Summer is coming to an end, and you know what that means: school is back in session. We’ve previously provided general guidance on the challenges facing students, parents and employers this fall as students return to school during the pandemic. This post focuses specifically on what employers doing business in New York should be considering.

The same overarching analysis applies when determining your obligations if an employee is seeking leave to care for children who would be in school if not for COVID-19:

  • Does FFCRA apply?
  • Does a state or local Emergency COVID-19 leave law apply in our jurisdiction?
  • Does a paid sick leave law apply in our jurisdiction?
  • Does a company benefit or policy apply?

New York has a number of leave laws that are implicated by school closures. Fortunately, employers need not worry about New York State’s Paid Family Leave for purposes of school closures. New York has explicitly stated in its FAQ that a COVID-related school closure is not a qualifying reason for purposes of Paid Family Leave benefits under the law. An employee may, however, avail himself or herself of such benefits if the employee or the employee’s minor dependent child is subject to a mandatory or precautionary order of quarantine or isolation issued by the State, department of health, local board of health, or government entity.

Continue Reading Back to School Cheat Sheet for Employers: New York

The EEOC again updated its Technical Assistance Questions and Answers (Q&A), which we have been following closely, and previously covered on June 11, 2020.

In its most recent update, the EEOC addressed specific questions related to administering COVID-19 tests (Q&A, A.7); permitting employees into the physical workplace, and permissible COVID-19 questions (Q&A, A.8, A.9, A.11, A.12, A.13, and A.14). The EEOC also updated its guidance regarding confidentiality of medical information (B.5, B.6, B.7, and B.8), as well as reasonable accommodations and teleworking (D.8, D.14, D.15, D.16, D.17, and D.18). Continue Reading UPDATE: EEOC Updates COVID-19 Technical Assistance Publication with Q&A

We’ve previously provided general guidance on the challenges facing students, parents and employers this fall.  This post focuses on what employers doing business in California need to consider in response to their employee’s requests for time off work due to school or childcare facility closures.

What are your obligations if an employee is seeking leave to care for children who would be in school or daycare if not for COVID-19 related closures:

  • Does FFCRA apply?
  • Does a state or local Emergency COVID-19 leave law apply in your jurisdiction?
  • Does a paid sick leave law apply in your jurisdiction?
  • Does a company benefit or policy apply?

Continue Reading Back to School Cheat Sheet for Employers: California

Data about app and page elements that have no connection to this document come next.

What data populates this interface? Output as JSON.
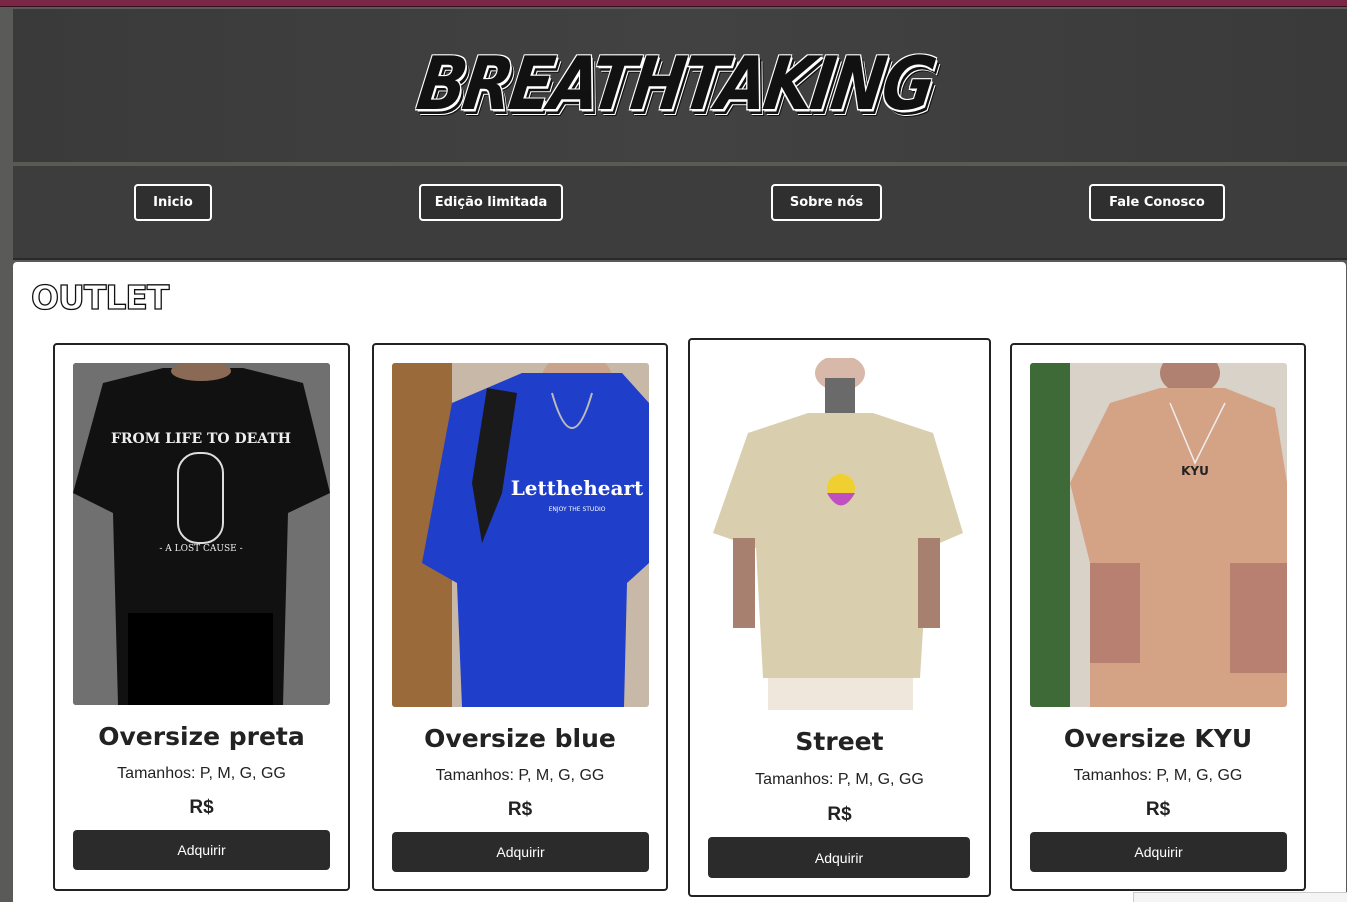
{
  "header": {
    "logo_text": "BREATHTAKING"
  },
  "nav": {
    "items": [
      {
        "label": "Inicio"
      },
      {
        "label": "Edição limitada"
      },
      {
        "label": "Sobre nós"
      },
      {
        "label": "Fale Conosco"
      }
    ]
  },
  "main": {
    "section_title": "OUTLET",
    "products": [
      {
        "name": "Oversize preta",
        "sizes": "Tamanhos: P, M, G, GG",
        "price": "R$",
        "button": "Adquirir",
        "shirt_color": "#111111",
        "print_text": "FROM LIFE TO DEATH",
        "print_sub": "- A LOST CAUSE -"
      },
      {
        "name": "Oversize blue",
        "sizes": "Tamanhos: P, M, G, GG",
        "price": "R$",
        "button": "Adquirir",
        "shirt_color": "#1f3ec9",
        "print_text": "Lettheheart",
        "print_sub": "ENJOY THE STUDIO"
      },
      {
        "name": "Street",
        "sizes": "Tamanhos: P, M, G, GG",
        "price": "R$",
        "button": "Adquirir",
        "shirt_color": "#d9cfae"
      },
      {
        "name": "Oversize KYU",
        "sizes": "Tamanhos: P, M, G, GG",
        "price": "R$",
        "button": "Adquirir",
        "shirt_color": "#d4a386",
        "print_text": "KYU"
      }
    ]
  },
  "colors": {
    "header_bg": "#3f3f3f",
    "nav_bg": "#3d3d3d",
    "button_bg": "#2b2b2b",
    "accent_top": "#7a2746"
  }
}
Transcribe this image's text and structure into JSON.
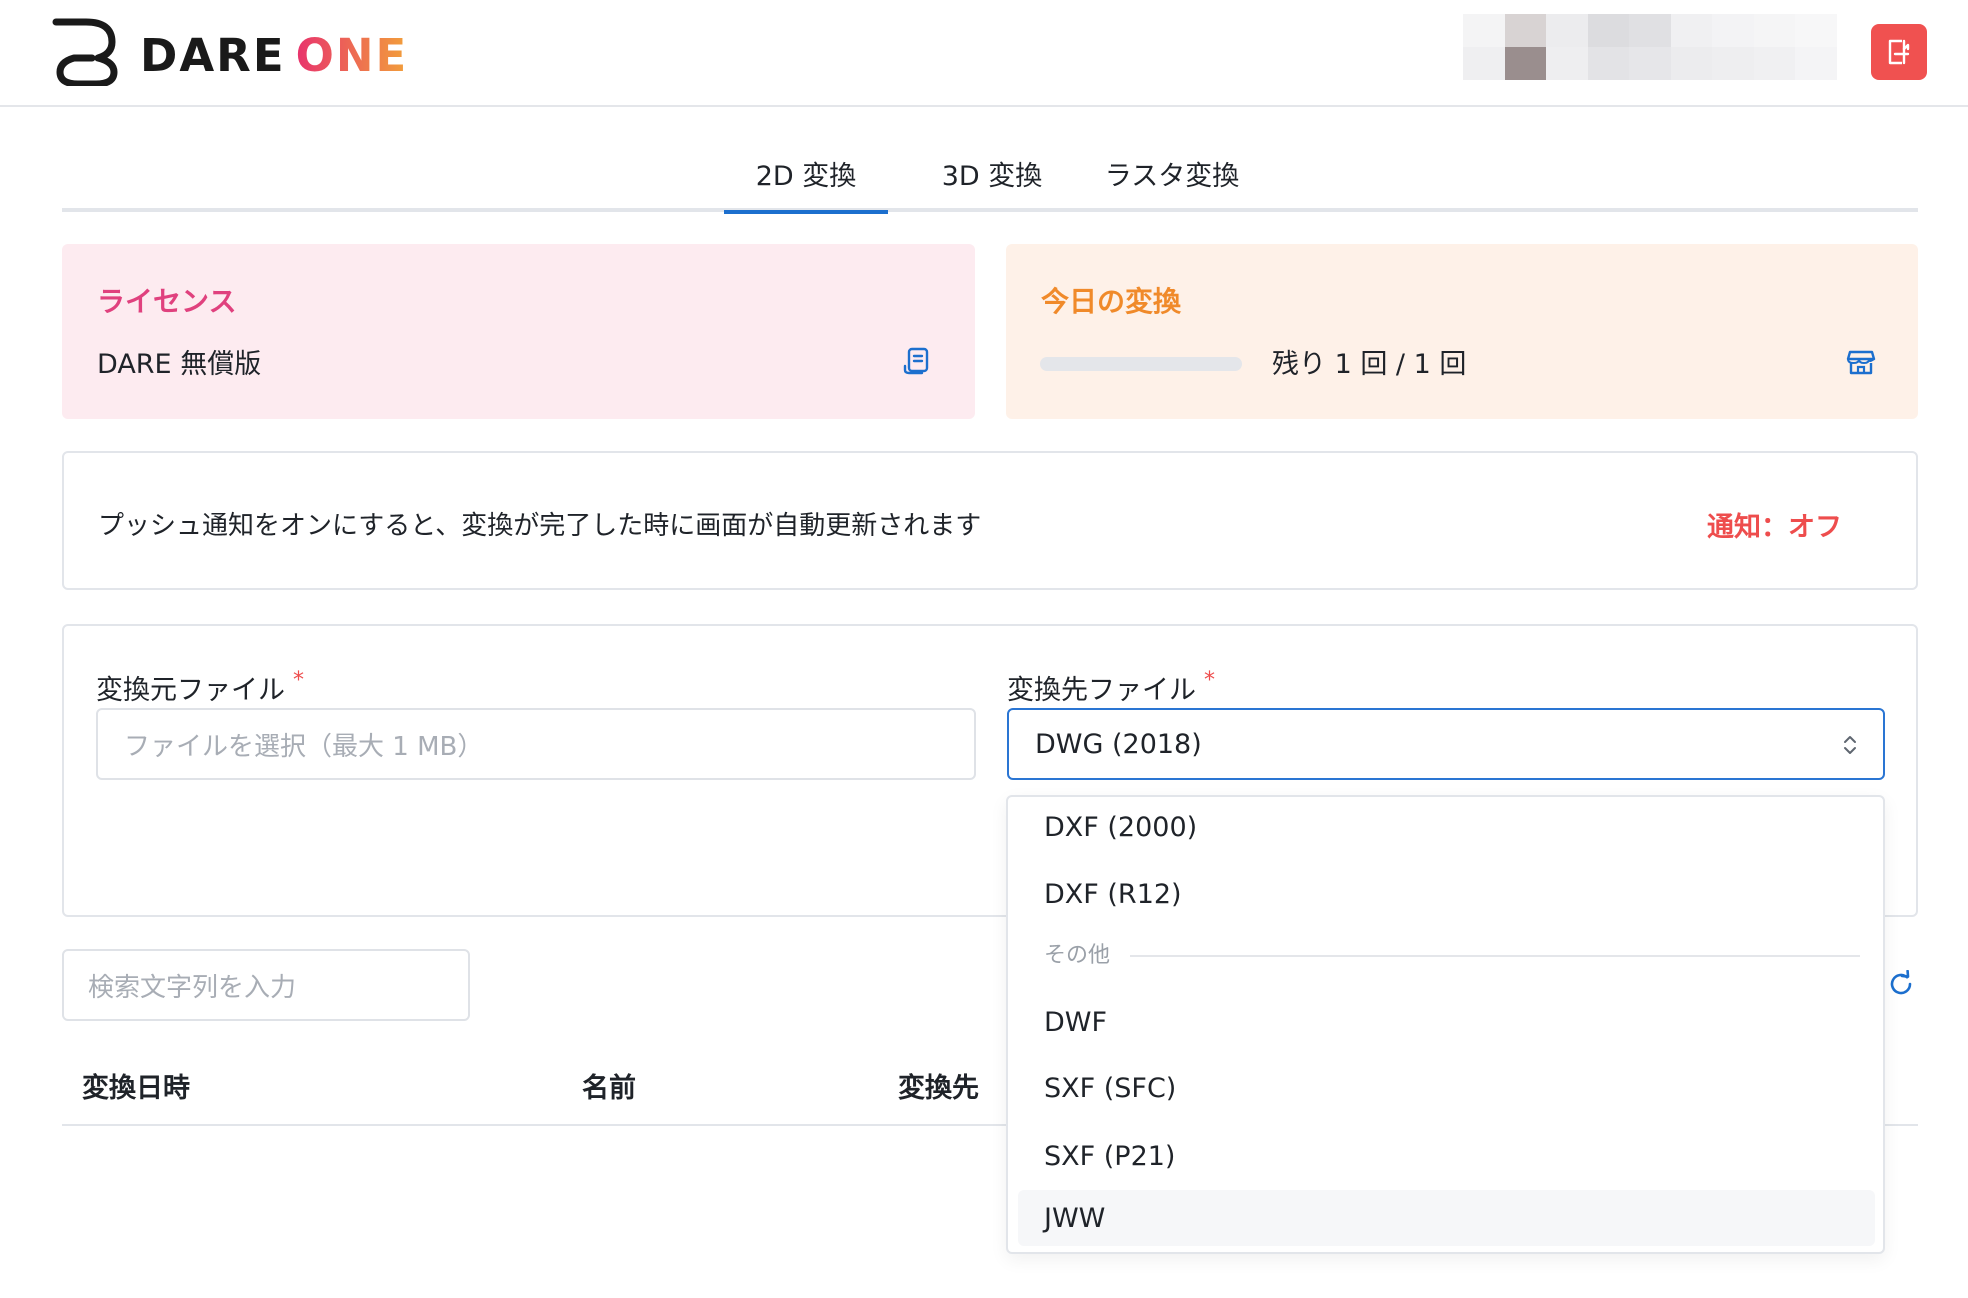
{
  "header": {
    "logo_part1": "DARE",
    "logo_part2": "ONE",
    "logout_label": "logout"
  },
  "tabs": [
    {
      "label": "2D 変換",
      "active": true
    },
    {
      "label": "3D 変換",
      "active": false
    },
    {
      "label": "ラスタ変換",
      "active": false
    }
  ],
  "license_card": {
    "title": "ライセンス",
    "value": "DARE 無償版",
    "icon": "document-list-icon"
  },
  "today_card": {
    "title": "今日の変換",
    "remaining_text": "残り 1 回 / 1 回",
    "progress_fraction": 0,
    "icon": "store-icon"
  },
  "notification": {
    "message": "プッシュ通知をオンにすると、変換が完了した時に画面が自動更新されます",
    "toggle_label": "通知：オフ"
  },
  "form": {
    "source_label": "変換元ファイル",
    "source_placeholder": "ファイルを選択（最大 1 MB）",
    "target_label": "変換先ファイル",
    "target_value": "DWG (2018)",
    "required_mark": "*"
  },
  "dropdown": {
    "options_top": [
      "DXF (2000)",
      "DXF (R12)"
    ],
    "group_label": "その他",
    "options_other": [
      "DWF",
      "SXF (SFC)",
      "SXF (P21)",
      "JWW"
    ],
    "hovered": "JWW"
  },
  "search": {
    "placeholder": "検索文字列を入力"
  },
  "table": {
    "columns": [
      "変換日時",
      "名前",
      "変換先"
    ]
  },
  "colors": {
    "accent_blue": "#1c6fce",
    "license_pink": "#e0417e",
    "today_orange": "#f08a2a",
    "alert_red": "#ee4d4d",
    "logout_red": "#f05150"
  }
}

We’ve previously provided general guidance on the challenges facing students, parents and employers this fall.  This is the first week of remote school for all Chicago Public School students, and this post focuses on what employers doing business in Illinois need to consider.

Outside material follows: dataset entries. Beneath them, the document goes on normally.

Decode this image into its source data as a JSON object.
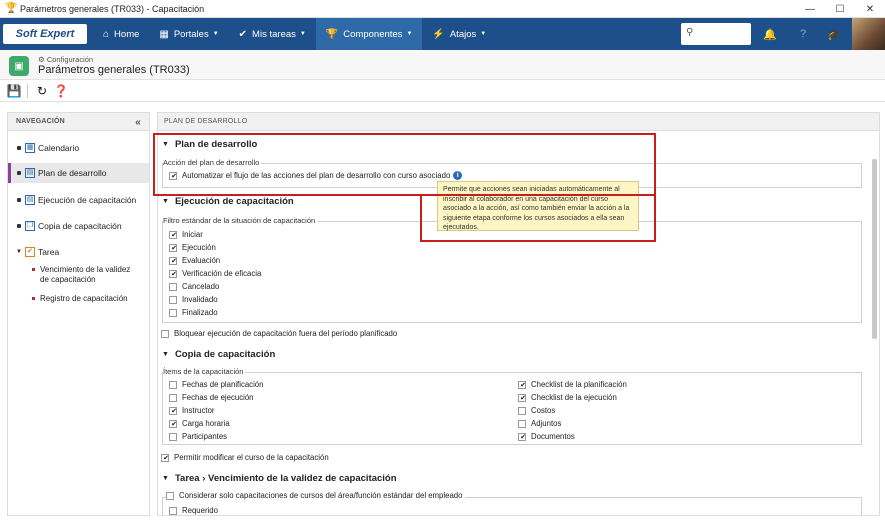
{
  "window": {
    "title": "Parámetros generales (TR033) - Capacitación",
    "controls": [
      "minimize-icon",
      "maximize-icon",
      "close-icon"
    ]
  },
  "topnav": {
    "logo": "Soft Expert",
    "items": [
      {
        "label": "Home",
        "icon": "home-icon"
      },
      {
        "label": "Portales",
        "icon": "grid-icon",
        "has_caret": true
      },
      {
        "label": "Mis tareas",
        "icon": "check-icon",
        "has_caret": true
      },
      {
        "label": "Componentes",
        "icon": "trophy-icon",
        "has_caret": true,
        "active": true
      },
      {
        "label": "Atajos",
        "icon": "lightning-icon",
        "has_caret": true
      }
    ],
    "search_placeholder": "",
    "right_icons": [
      "bell-icon",
      "help-icon",
      "graduation-cap-icon"
    ]
  },
  "header": {
    "breadcrumb": "Configuración",
    "title": "Parámetros generales (TR033)"
  },
  "toolbar": {
    "buttons": [
      "save-icon",
      "refresh-icon",
      "help-icon"
    ]
  },
  "leftnav": {
    "heading": "NAVEGACIÓN",
    "items": [
      {
        "label": "Calendario"
      },
      {
        "label": "Plan de desarrollo",
        "active": true
      },
      {
        "label": "Ejecución de capacitación"
      },
      {
        "label": "Copia de capacitación"
      },
      {
        "label": "Tarea"
      }
    ],
    "subitems": [
      {
        "label": "Vencimiento de la validez de capacitación"
      },
      {
        "label": "Registro de capacitación"
      }
    ]
  },
  "main": {
    "heading": "PLAN DE DESARROLLO",
    "plan": {
      "title": "Plan de desarrollo",
      "group_label": "Acción del plan de desarrollo",
      "option": {
        "label": "Automatizar el flujo de las acciones del plan de desarrollo con curso asociado",
        "checked": true
      }
    },
    "tooltip": "Permite que acciones sean iniciadas automáticamente al inscribir al colaborador en una capacitación del curso asociado a la acción, así como también enviar la acción a la siguiente etapa conforme los cursos asociados a ella sean ejecutados.",
    "ejecucion": {
      "title": "Ejecución de capacitación",
      "group_label": "Filtro estándar de la situación de capacitación",
      "options": [
        {
          "label": "Iniciar",
          "checked": true
        },
        {
          "label": "Ejecución",
          "checked": true
        },
        {
          "label": "Evaluación",
          "checked": true
        },
        {
          "label": "Verificación de eficacia",
          "checked": true
        },
        {
          "label": "Cancelado",
          "checked": false
        },
        {
          "label": "Invalidado",
          "checked": false
        },
        {
          "label": "Finalizado",
          "checked": false
        }
      ],
      "block_option": {
        "label": "Bloquear ejecución de capacitación fuera del período planificado",
        "checked": false
      }
    },
    "copia": {
      "title": "Copia de capacitación",
      "group_label": "Ítems de la capacitación",
      "left_options": [
        {
          "label": "Fechas de planificación",
          "checked": false
        },
        {
          "label": "Fechas de ejecución",
          "checked": false
        },
        {
          "label": "Instructor",
          "checked": true
        },
        {
          "label": "Carga horaria",
          "checked": true
        },
        {
          "label": "Participantes",
          "checked": false
        }
      ],
      "right_options": [
        {
          "label": "Checklist de la planificación",
          "checked": true
        },
        {
          "label": "Checklist de la ejecución",
          "checked": true
        },
        {
          "label": "Costos",
          "checked": false
        },
        {
          "label": "Adjuntos",
          "checked": false
        },
        {
          "label": "Documentos",
          "checked": true
        }
      ],
      "modify_option": {
        "label": "Permitir modificar el curso de la capacitación",
        "checked": true
      }
    },
    "tarea": {
      "title": "Tarea › Vencimiento de la validez de capacitación",
      "group_label": "Considerar solo capacitaciones de cursos del área/función estándar del empleado",
      "group_checked": false,
      "first_option": {
        "label": "Requerido",
        "checked": false
      }
    }
  }
}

The same overarching analysis applies when determining your obligations if an employee is seeking leave to care for children who would be in school if not for COVID-19:

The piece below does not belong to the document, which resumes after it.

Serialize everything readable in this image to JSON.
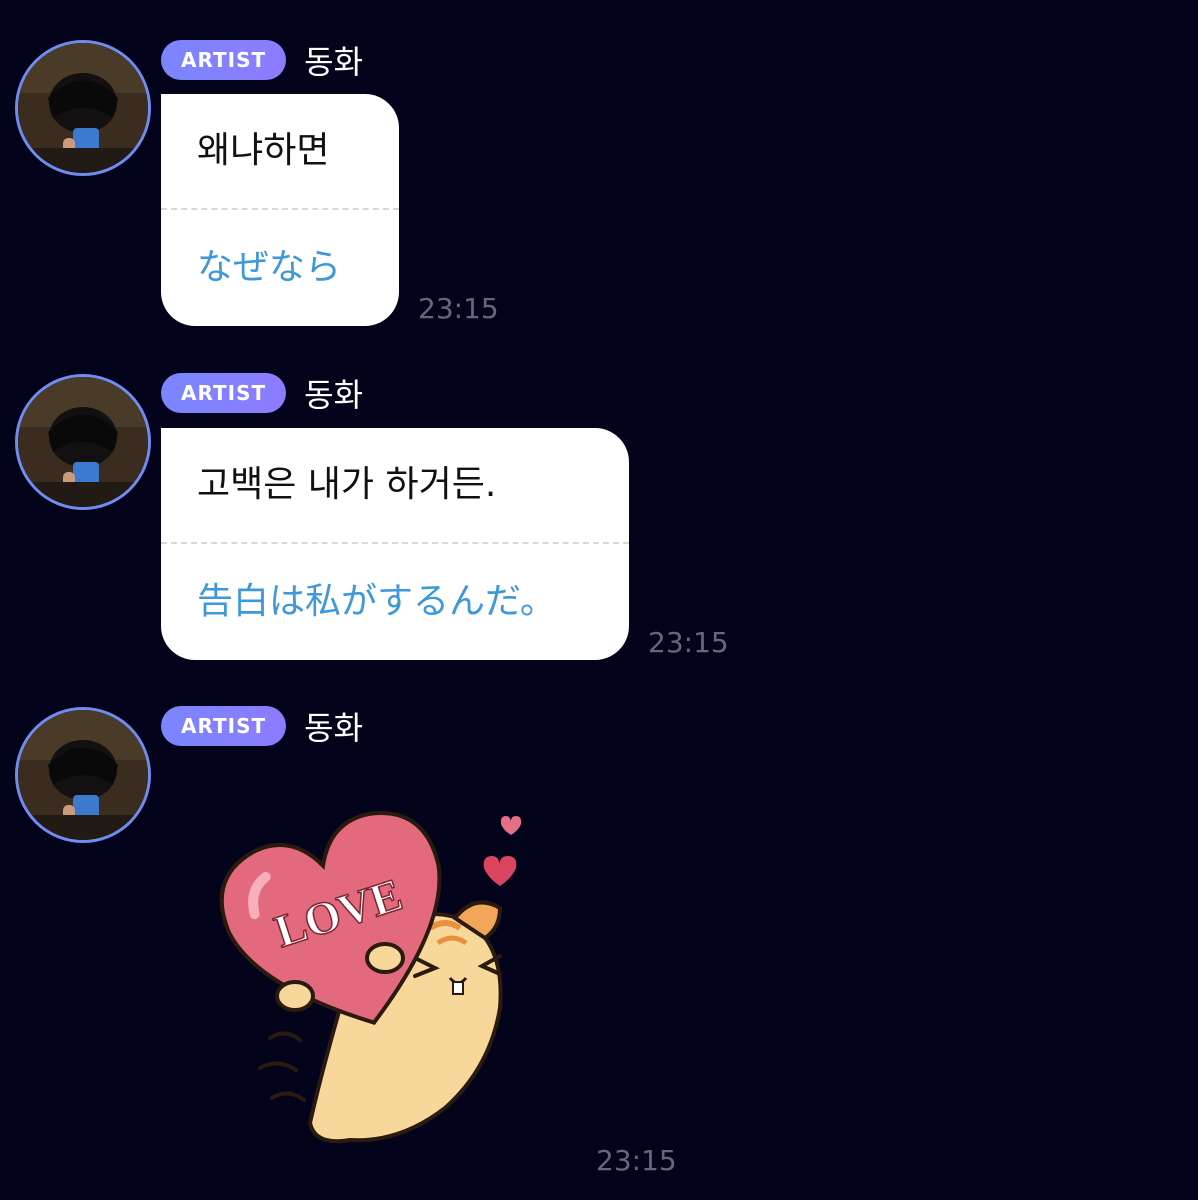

  • Does FFCRA apply?
  • Does a state or local Emergency COVID-19 leave law apply in our jurisdiction?
  • Does a paid sick leave law apply in our jurisdiction?
  • Does a company benefit or policy apply?

Continue Reading Back to School Cheat Sheet for Employers: Illinois